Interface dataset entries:
################
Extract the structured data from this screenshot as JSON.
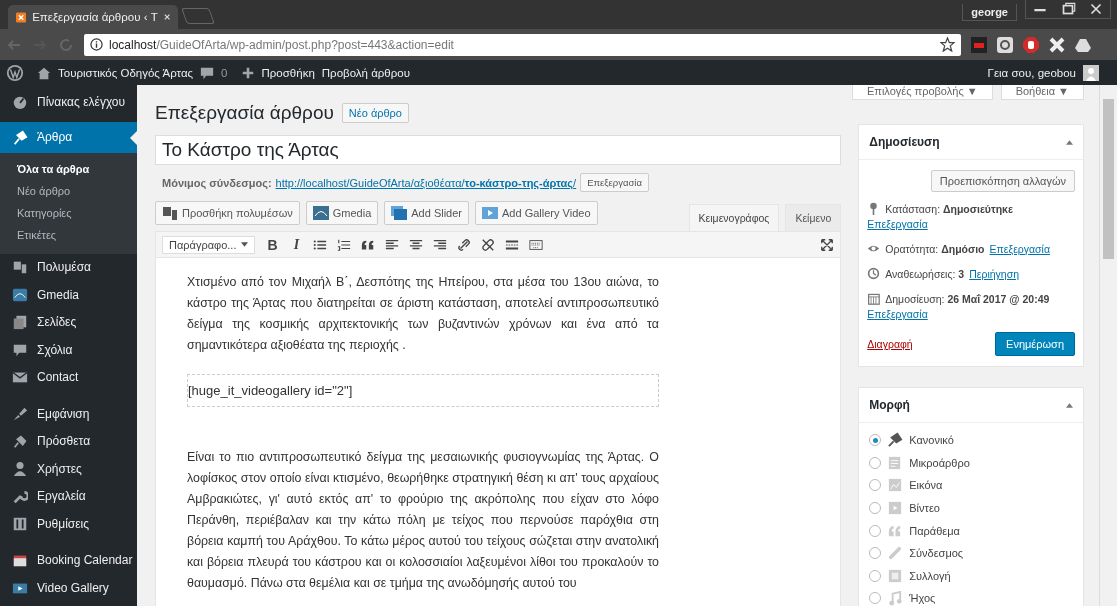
{
  "browser": {
    "tab_title": "Επεξεργασία άρθρου ‹ T",
    "profile": "george",
    "url_host": "localhost",
    "url_path": "/GuideOfArta/wp-admin/post.php?post=443&action=edit"
  },
  "admin_bar": {
    "site_name": "Τουριστικός Οδηγός Άρτας",
    "comments": "0",
    "new": "Προσθήκη",
    "view": "Προβολή άρθρου",
    "greeting": "Γεια σου, geobou"
  },
  "sidebar": {
    "groups": [
      {
        "items": [
          {
            "label": "Πίνακας ελέγχου",
            "selected": false
          },
          {
            "label": "Άρθρα",
            "selected": true,
            "children": [
              {
                "label": "Όλα τα άρθρα",
                "selected": true
              },
              {
                "label": "Νέο άρθρο",
                "selected": false
              },
              {
                "label": "Κατηγορίες",
                "selected": false
              },
              {
                "label": "Ετικέτες",
                "selected": false
              }
            ]
          },
          {
            "label": "Πολυμέσα",
            "selected": false
          },
          {
            "label": "Gmedia",
            "selected": false
          },
          {
            "label": "Σελίδες",
            "selected": false
          },
          {
            "label": "Σχόλια",
            "selected": false
          },
          {
            "label": "Contact",
            "selected": false
          }
        ]
      },
      {
        "items": [
          {
            "label": "Εμφάνιση",
            "selected": false
          },
          {
            "label": "Πρόσθετα",
            "selected": false
          },
          {
            "label": "Χρήστες",
            "selected": false
          },
          {
            "label": "Εργαλεία",
            "selected": false
          },
          {
            "label": "Ρυθμίσεις",
            "selected": false
          }
        ]
      },
      {
        "items": [
          {
            "label": "Booking Calendar",
            "selected": false
          },
          {
            "label": "Video Gallery",
            "selected": false
          }
        ]
      }
    ]
  },
  "screen_tabs": [
    "Επιλογές προβολής ▼",
    "Βοήθεια ▼"
  ],
  "heading": "Επεξεργασία άρθρου",
  "new_post": "Νέο άρθρο",
  "title_field": {
    "value": "Το Κάστρο της Άρτας"
  },
  "permalink": {
    "label": "Μόνιμος σύνδεσμος:",
    "url": "http://localhost/GuideOfArta/αξιοθέατα/**το-κάστρο-της-άρτας**/",
    "edit": "Επεξεργασία"
  },
  "media_buttons": [
    "Προσθήκη πολυμέσων",
    "Gmedia",
    "Add Slider",
    "Add Gallery Video"
  ],
  "editor_tabs": [
    {
      "label": "Κειμενογράφος",
      "selected": true
    },
    {
      "label": "Κείμενο",
      "selected": false
    }
  ],
  "toolbar": {
    "format": "Παράγραφο...",
    "bold": "B",
    "italic": "I"
  },
  "content": [
    {
      "kind": "paragraph",
      "text": "Χτισμένο από τον Μιχαήλ Β΄, Δεσπότης της Ηπείρου, στα μέσα του 13ου αιώνα, το κάστρο της Άρτας που διατηρείται σε άριστη κατάσταση, αποτελεί αντιπροσωπευτικό δείγμα της κοσμικής αρχιτεκτονικής των βυζαντινών χρόνων και ένα από τα σημαντικότερα αξιοθέατα της περιοχής ."
    },
    {
      "kind": "shortcode",
      "text": "[huge_it_videogallery id=\"2\"]"
    },
    {
      "kind": "paragraph",
      "text": "Είναι το πιο αντιπροσωπευτικό δείγμα της μεσαιωνικής φυσιογνωμίας της Άρτας. Ο λοφίσκος στον οποίο είναι κτισμένο, θεωρήθηκε στρατηγική θέση κι απ' τους αρχαίους Αμβρακιώτες, γι' αυτό εκτός απ' το φρούριο της ακρόπολης που είχαν στο λόφο Περάνθη, περιέβαλαν και την κάτω πόλη με τείχος που περνούσε παρόχθια στη βόρεια καμπή του Αράχθου. Το κάτω μέρος αυτού του τείχους σώζεται στην ανατολική και βόρεια πλευρά του κάστρου και οι κολοσσιαίοι λαξευμένοι λίθοι του προκαλούν το θαυμασμό. Πάνω στα θεμέλια και σε τμήμα της ανωδόμησής αυτού του"
    }
  ],
  "publish": {
    "title": "Δημοσίευση",
    "preview": "Προεπισκόπηση αλλαγών",
    "rows": [
      {
        "text": "Κατάσταση: **Δημοσιεύτηκε**",
        "link": "Επεξεργασία"
      },
      {
        "text": "Ορατότητα: **Δημόσιο**",
        "link": "Επεξεργασία"
      },
      {
        "text": "Αναθεωρήσεις: **3**",
        "link": "Περιήγηση"
      },
      {
        "text": "Δημοσίευση: **26 Μαΐ 2017 @ 20:49**",
        "link": "Επεξεργασία"
      }
    ],
    "delete": "Διαγραφή",
    "update": "Ενημέρωση"
  },
  "format": {
    "title": "Μορφή",
    "options": [
      {
        "label": "Κανονικό",
        "selected": true
      },
      {
        "label": "Μικροάρθρο",
        "selected": false
      },
      {
        "label": "Εικόνα",
        "selected": false
      },
      {
        "label": "Βίντεο",
        "selected": false
      },
      {
        "label": "Παράθεμα",
        "selected": false
      },
      {
        "label": "Σύνδεσμος",
        "selected": false
      },
      {
        "label": "Συλλογή",
        "selected": false
      },
      {
        "label": "Ήχος",
        "selected": false
      }
    ]
  }
}
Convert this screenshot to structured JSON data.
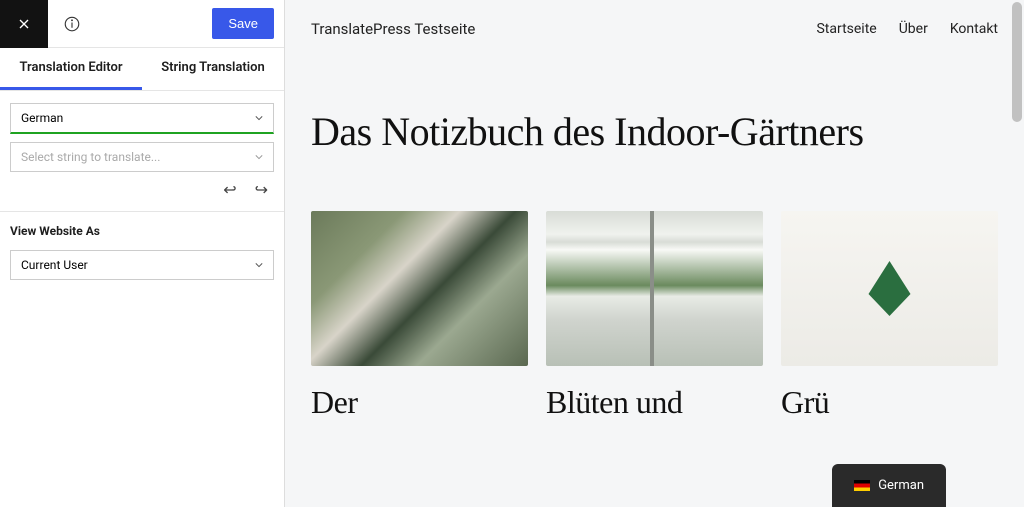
{
  "topbar": {
    "save_label": "Save"
  },
  "tabs": {
    "editor": "Translation Editor",
    "string": "String Translation"
  },
  "controls": {
    "language_selected": "German",
    "string_placeholder": "Select string to translate..."
  },
  "view_as": {
    "label": "View Website As",
    "selected": "Current User"
  },
  "site": {
    "title": "TranslatePress Testseite",
    "nav": [
      "Startseite",
      "Über",
      "Kontakt"
    ],
    "heading": "Das Notizbuch des Indoor-Gärtners",
    "cards": [
      {
        "title": "Der"
      },
      {
        "title": "Blüten und"
      },
      {
        "title": "Grü"
      }
    ]
  },
  "switcher": {
    "label": "German"
  }
}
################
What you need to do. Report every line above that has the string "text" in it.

Final answer.
      "text": "Χτισμένο από τον Μιχαήλ Β΄, Δεσπότης της Ηπείρου, στα μέσα του 13ου αιώνα, το κάστρο της Άρτας που διατηρείται σε άριστη κατάσταση, αποτελεί αντιπροσωπευτικό δείγμα της κοσμικής αρχιτεκτονικής των βυζαντινών χρόνων και ένα από τα σημαντικότερα αξιοθέατα της περιοχής ."
      "text": "[huge_it_videogallery id=\"2\"]"
      "text": "Είναι το πιο αντιπροσωπευτικό δείγμα της μεσαιωνικής φυσιογνωμίας της Άρτας. Ο λοφίσκος στον οποίο είναι κτισμένο, θεωρήθηκε στρατηγική θέση κι απ' τους αρχαίους Αμβρακιώτες, γι' αυτό εκτός απ' το φρούριο της ακρόπολης που είχαν στο λόφο Περάνθη, περιέβαλαν και την κάτω πόλη με τείχος που περνούσε παρόχθια στη βόρεια καμπή του Αράχθου. Το κάτω μέρος αυτού του τείχους σώζεται στην ανατολική και βόρεια πλευρά του κάστρου και οι κολοσσιαίοι λαξευμένοι λίθοι του προκαλούν το θαυμασμό. Πάνω στα θεμέλια και σε τμήμα της ανωδόμησής αυτού του"
        "text": "Κατάσταση: **Δημοσιεύτηκε**",
        "text": "Ορατότητα: **Δημόσιο**",
        "text": "Αναθεωρήσεις: **3**",
        "text": "Δημοσίευση: **26 Μαΐ 2017 @ 20:49**",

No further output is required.